Father of the nation, spiritual leader of India’s independence movement, pioneer of non-violent resistance through mass civil disobedience, Mohandas K. Gandhi has been an inspiration to movements for civil rights and political freedom across the world.

This book depicts Gandhi’s searing ambition, involving the ceaseless creation of an image from London dudester to simply attired; his sacrifice of his family for his principles; and the tragedy of partition in which he became not the father of India, but of Pakistan, through his refusal to accept a constitutional settlement

Gandhi: Naked Ambition potrays Gandhi as a guru in the style of later popularisers of Indian ideas such as the Maharishi and Osho and shows how he operated a similar control over every aspect of the lives of his followers. This book is able to offer the most explicit account yet of Gandhi’s sexual experiments with the wives of his followers and his teenage grand-nieces.

Jad Adams traces the course of Gandhi’s multi-faceted life, and the concomitant development of his religious, political and social thinking. Gandhi’s life is covered from his comfortable upbringing in a princely state in Gujarat, via his training as a barrister in London to his early civil rights campaigns in South Africa, his leadership role in the Indian National Congress and unsuccessful struggles to unite the interests of Muslim activists and orthodox Hindus; through the campaigns of non-cooperation and civil disobedience in the 1920s and 1930s that made him a world icon.
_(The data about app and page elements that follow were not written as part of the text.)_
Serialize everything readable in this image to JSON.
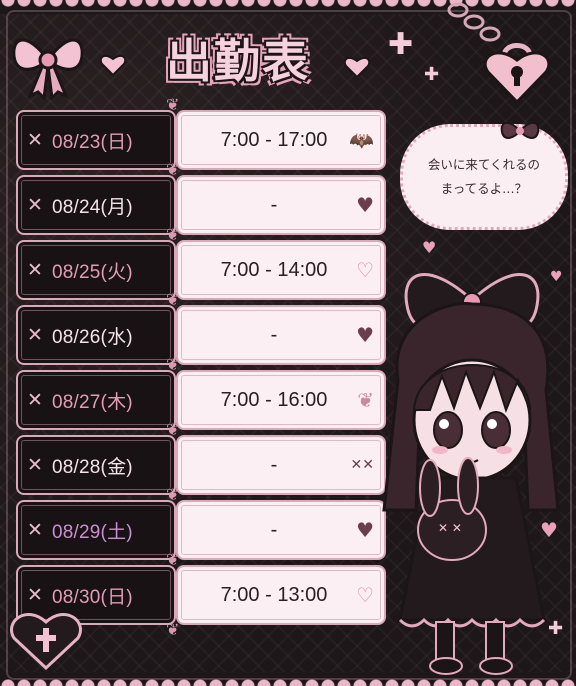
{
  "title": "出勤表",
  "speech": {
    "line1": "会いに来てくれるの",
    "line2": "まってるよ…？"
  },
  "schedule": [
    {
      "date": "08/23(日)",
      "time": "7:00 - 17:00",
      "highlight": true,
      "deco": "bat-icon"
    },
    {
      "date": "08/24(月)",
      "time": "-",
      "highlight": false,
      "deco": "heart-icon"
    },
    {
      "date": "08/25(火)",
      "time": "7:00 - 14:00",
      "highlight": true,
      "deco": "hearts-icon"
    },
    {
      "date": "08/26(水)",
      "time": "-",
      "highlight": false,
      "deco": "heart-cross-icon"
    },
    {
      "date": "08/27(木)",
      "time": "7:00 - 16:00",
      "highlight": true,
      "deco": "bow-icon"
    },
    {
      "date": "08/28(金)",
      "time": "-",
      "highlight": false,
      "deco": "stars-icon"
    },
    {
      "date": "08/29(土)",
      "time": "-",
      "highlight": true,
      "deco": "heart-icon"
    },
    {
      "date": "08/30(日)",
      "time": "7:00 - 13:00",
      "highlight": true,
      "deco": "hearts-icon"
    }
  ],
  "colors": {
    "accent": "#e39cb5",
    "dark": "#1e1719",
    "light": "#fbeff3"
  }
}
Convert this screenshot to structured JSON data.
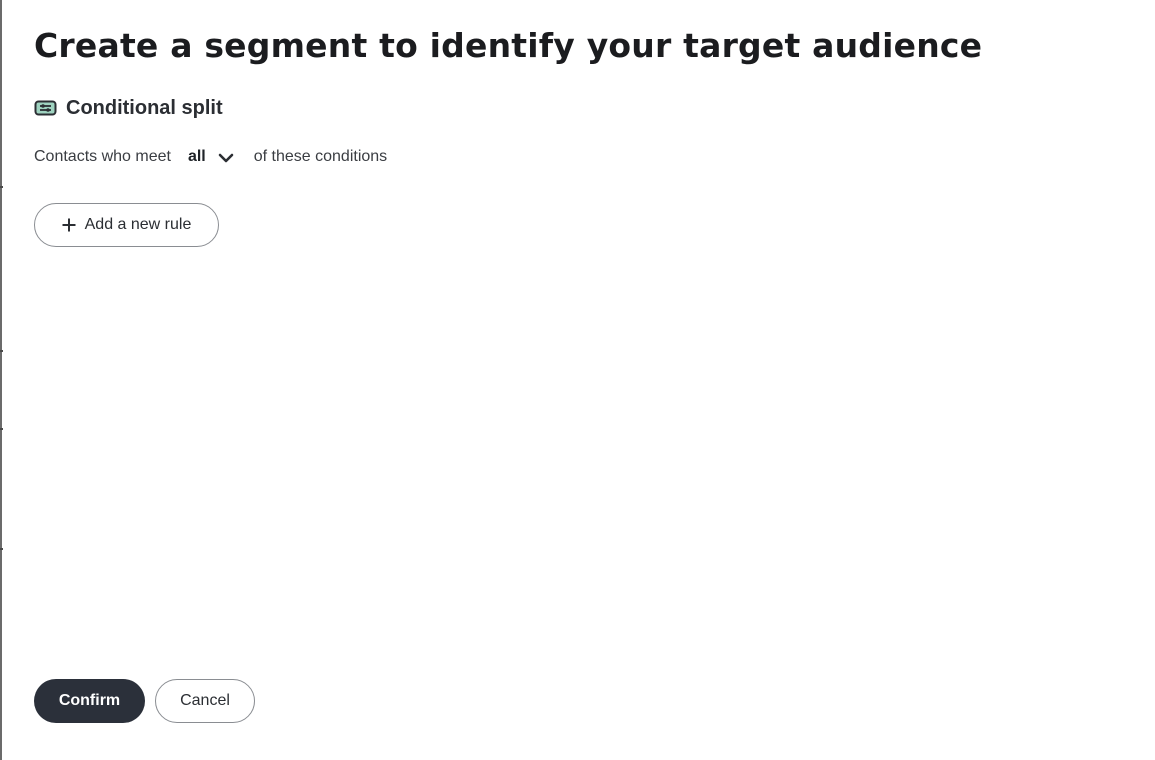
{
  "page": {
    "title": "Create a segment to identify your target audience"
  },
  "section": {
    "icon": "conditional-split-icon",
    "title": "Conditional split"
  },
  "conditions": {
    "prefix": "Contacts who meet",
    "match_value": "all",
    "match_icon": "chevron-down-icon",
    "suffix": "of these conditions"
  },
  "rules": {
    "add_icon": "plus-icon",
    "add_label": "Add a new rule"
  },
  "footer": {
    "confirm_label": "Confirm",
    "cancel_label": "Cancel"
  },
  "colors": {
    "primary_button": "#2b303a",
    "icon_accent": "#9fd3c0"
  }
}
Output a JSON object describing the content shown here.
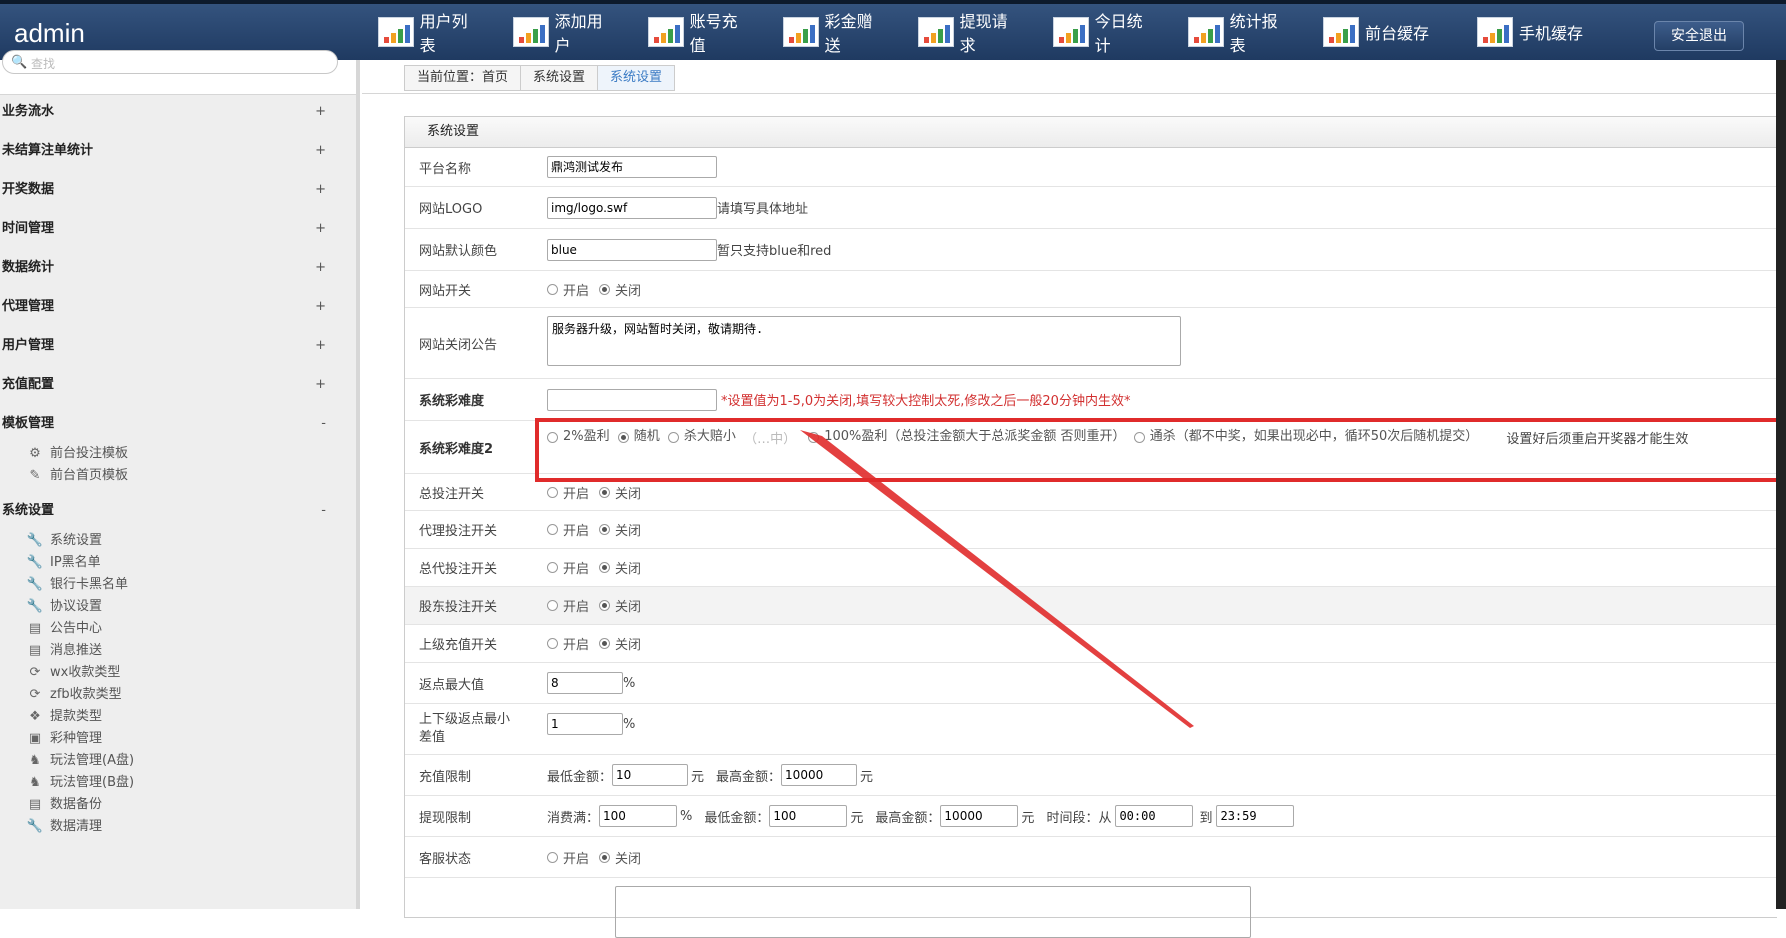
{
  "header": {
    "brand": "admin",
    "nav": [
      "用户列表",
      "添加用户",
      "账号充值",
      "彩金赠送",
      "提现请求",
      "今日统计",
      "统计报表",
      "前台缓存",
      "手机缓存"
    ],
    "logout": "安全退出"
  },
  "sidebar": {
    "search_placeholder": "查找",
    "groups": [
      {
        "label": "业务流水",
        "sign": "+"
      },
      {
        "label": "未结算注单统计",
        "sign": "+"
      },
      {
        "label": "开奖数据",
        "sign": "+"
      },
      {
        "label": "时间管理",
        "sign": "+"
      },
      {
        "label": "数据统计",
        "sign": "+"
      },
      {
        "label": "代理管理",
        "sign": "+"
      },
      {
        "label": "用户管理",
        "sign": "+"
      },
      {
        "label": "充值配置",
        "sign": "+"
      },
      {
        "label": "模板管理",
        "sign": "-"
      }
    ],
    "template_items": [
      "前台投注模板",
      "前台首页模板"
    ],
    "system_group": {
      "label": "系统设置",
      "sign": "-"
    },
    "system_items": [
      "系统设置",
      "IP黑名单",
      "银行卡黑名单",
      "协议设置",
      "公告中心",
      "消息推送",
      "wx收款类型",
      "zfb收款类型",
      "提款类型",
      "彩种管理",
      "玩法管理(A盘)",
      "玩法管理(B盘)",
      "数据备份",
      "数据清理"
    ]
  },
  "breadcrumb": [
    "当前位置：首页",
    "系统设置",
    "系统设置"
  ],
  "panel": {
    "title": "系统设置",
    "platform_name": {
      "label": "平台名称",
      "value": "鼎鸿测试发布"
    },
    "logo": {
      "label": "网站LOGO",
      "value": "img/logo.swf",
      "hint": "请填写具体地址"
    },
    "color": {
      "label": "网站默认颜色",
      "value": "blue",
      "hint": "暂只支持blue和red"
    },
    "site_switch": {
      "label": "网站开关"
    },
    "close_notice": {
      "label": "网站关闭公告",
      "value": "服务器升级，网站暂时关闭，敬请期待."
    },
    "difficulty": {
      "label": "系统彩难度",
      "hint": "*设置值为1-5,0为关闭,填写较大控制太死,修改之后一般20分钟内生效*"
    },
    "difficulty2": {
      "label": "系统彩难度2",
      "opt1": "2%盈利",
      "opt2": "随机",
      "opt3": "杀大赔小",
      "opt3_note": "（…中）",
      "opt4": "100%盈利（总投注金额大于总派奖金额 否则重开）",
      "opt5": "通杀（都不中奖，如果出现必中，循环50次后随机提交）",
      "footnote": "设置好后须重启开奖器才能生效"
    },
    "on": "开启",
    "off": "关闭",
    "total_bet": {
      "label": "总投注开关"
    },
    "agent_bet": {
      "label": "代理投注开关"
    },
    "general_agent_bet": {
      "label": "总代投注开关"
    },
    "shareholder_bet": {
      "label": "股东投注开关"
    },
    "upper_recharge": {
      "label": "上级充值开关"
    },
    "max_rebate": {
      "label": "返点最大值",
      "value": "8",
      "unit": "%"
    },
    "min_rebate_diff": {
      "label": "上下级返点最小差值",
      "value": "1",
      "unit": "%"
    },
    "recharge_limit": {
      "label": "充值限制",
      "min_label": "最低金额：",
      "min": "10",
      "unit": "元",
      "max_label": "最高金额：",
      "max": "10000"
    },
    "withdraw_limit": {
      "label": "提现限制",
      "consume_label": "消费满：",
      "consume": "100",
      "consume_unit": "%",
      "min_label": "最低金额：",
      "min": "100",
      "unit": "元",
      "max_label": "最高金额：",
      "max": "10000",
      "time_label": "时间段：从",
      "from": "00:00",
      "to_label": "到",
      "to": "23:59"
    },
    "cs_status": {
      "label": "客服状态"
    }
  },
  "colors": {
    "header": "#2a4670",
    "accent": "#3b7bc4",
    "highlight": "#e02b2b"
  }
}
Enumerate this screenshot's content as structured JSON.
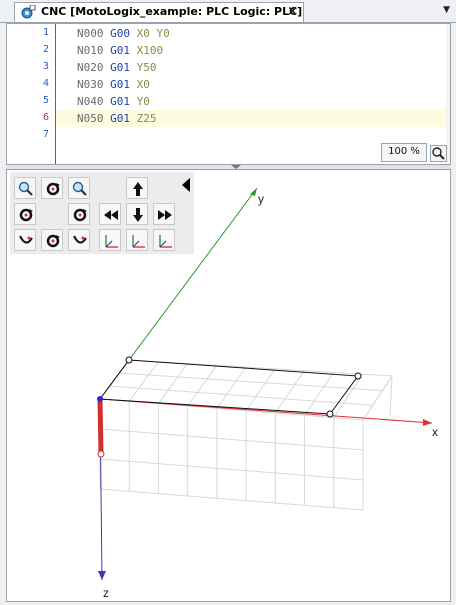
{
  "tab": {
    "title": "CNC [MotoLogix_example: PLC Logic: PLC]",
    "close_glyph": "×",
    "menu_glyph": "▼"
  },
  "editor": {
    "lines": [
      {
        "num": "1",
        "code": "N000 G00 X0 Y0"
      },
      {
        "num": "2",
        "code": "N010 G01 X100"
      },
      {
        "num": "3",
        "code": "N020 G01 Y50"
      },
      {
        "num": "4",
        "code": "N030 G01 X0"
      },
      {
        "num": "5",
        "code": "N040 G01 Y0"
      },
      {
        "num": "6",
        "code": "N050 G01 Z25"
      },
      {
        "num": "7",
        "code": ""
      }
    ],
    "active_line": 6,
    "zoom": "100 %"
  },
  "view": {
    "axes": {
      "x": "x",
      "y": "y",
      "z": "z"
    },
    "toolbar_icons": [
      "zoom-in-icon",
      "rotate-icon",
      "zoom-out-icon",
      "pan-up-icon",
      "rotate-left-icon",
      "rotate-right-icon",
      "pan-left-icon",
      "pan-down-icon",
      "pan-right-icon",
      "tilt-left-icon",
      "tilt-down-icon",
      "tilt-right-icon",
      "view-xy-icon",
      "view-xz-icon",
      "view-yz-icon"
    ]
  },
  "colors": {
    "x_axis": "#e03030",
    "y_axis": "#2a9a2a",
    "z_axis": "#3a3ab0",
    "tool": "#d03030"
  }
}
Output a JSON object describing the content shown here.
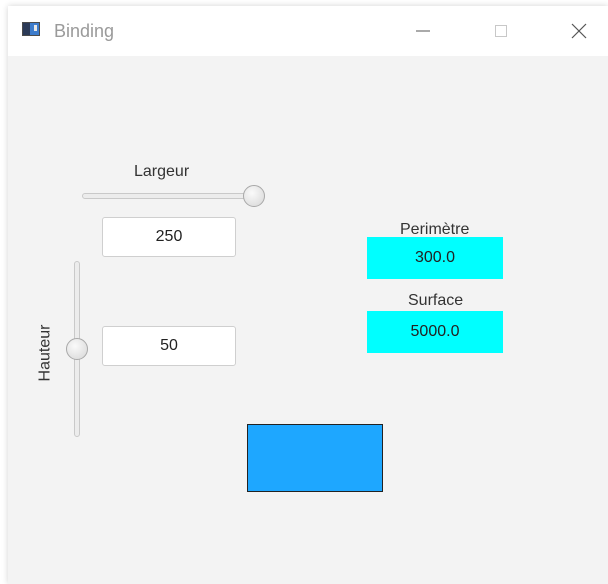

Jad Adams explores the many contradictions of this most complex of men: a lifelong pacifist whose treatment of his wife and sons bordered on cruelty; a self-denying ascetic who preached the virtues of chastity in marriage yet experienced a high degree of intimate physical female contact; a political radical whose resistance to racism and appreciation of the value of all religions strike a thoroughly modern note, but whose vision of India was the almost medieval one of a village nation sustained by farming, spinning and weaving.

Jad Adams is an independent historian working as an author and television producer. His books include The Dynasty, a composite biography of the Nehru family; Tony Benn, a full length biography of the leading radical and Kipling. He is a Fellow of the Royal Historical Society and is a Visiting Research Fellow of the School of Advanced Study, University of London.

More about the book and a Q&A

Gandhi  Naked Ambition by Jad Adams

The God Delusion – Richard Dawkins

A bestselling from the chair for public understanding od science at the University of Oxford.

The primary focus of the book is that a supernatural creator does not exist and a persistent belief in the same is a delusion. Dawkins makes a strong case that Athiests can be happy, balanced, moral, and intellectually fulfilled individuals with healthy individual minds, natural selection and evolution are superior to the “God hypothesis”. Children should not be labeled as per their parents beliefs.

Dawkins puts theological doctrines to the same kind of scrutiny that any scientific theory must withstand.

The God Delusion - Richard Dawkins